> _TASK_
Output exactly the lines from the one holding "Extract the structured" through the final line of the entries.

Source data
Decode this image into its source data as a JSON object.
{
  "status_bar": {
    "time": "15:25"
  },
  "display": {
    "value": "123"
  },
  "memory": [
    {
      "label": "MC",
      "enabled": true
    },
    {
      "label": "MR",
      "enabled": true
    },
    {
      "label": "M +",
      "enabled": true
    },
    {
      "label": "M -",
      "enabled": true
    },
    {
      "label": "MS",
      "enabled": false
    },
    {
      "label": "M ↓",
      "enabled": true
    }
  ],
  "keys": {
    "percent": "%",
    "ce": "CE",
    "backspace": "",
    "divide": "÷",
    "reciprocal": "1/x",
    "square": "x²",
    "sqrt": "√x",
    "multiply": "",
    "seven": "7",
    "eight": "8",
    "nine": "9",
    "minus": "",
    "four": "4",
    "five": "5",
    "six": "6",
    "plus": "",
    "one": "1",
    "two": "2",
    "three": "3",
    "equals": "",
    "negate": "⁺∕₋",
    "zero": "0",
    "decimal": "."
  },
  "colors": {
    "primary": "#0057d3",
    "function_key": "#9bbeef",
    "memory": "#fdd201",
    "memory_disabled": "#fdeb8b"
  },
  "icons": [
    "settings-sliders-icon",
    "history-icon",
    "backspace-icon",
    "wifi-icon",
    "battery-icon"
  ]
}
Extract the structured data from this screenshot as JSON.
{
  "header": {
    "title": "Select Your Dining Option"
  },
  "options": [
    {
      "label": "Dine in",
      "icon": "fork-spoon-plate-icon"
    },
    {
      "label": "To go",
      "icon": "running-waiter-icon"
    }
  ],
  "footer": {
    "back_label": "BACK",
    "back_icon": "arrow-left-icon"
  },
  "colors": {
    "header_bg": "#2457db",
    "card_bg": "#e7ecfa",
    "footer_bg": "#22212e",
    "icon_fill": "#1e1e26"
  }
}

> _WRITTEN RESPONSE_
Extract the structured data from this screenshot as JSON.
{
  "header": {
    "title": "Select Your Dining Option"
  },
  "options": [
    {
      "label": "Dine in",
      "icon": "fork-spoon-plate-icon"
    },
    {
      "label": "To go",
      "icon": "running-waiter-icon"
    }
  ],
  "footer": {
    "back_label": "BACK",
    "back_icon": "arrow-left-icon"
  },
  "colors": {
    "header_bg": "#2457db",
    "card_bg": "#e7ecfa",
    "footer_bg": "#22212e",
    "icon_fill": "#1e1e26"
  }
}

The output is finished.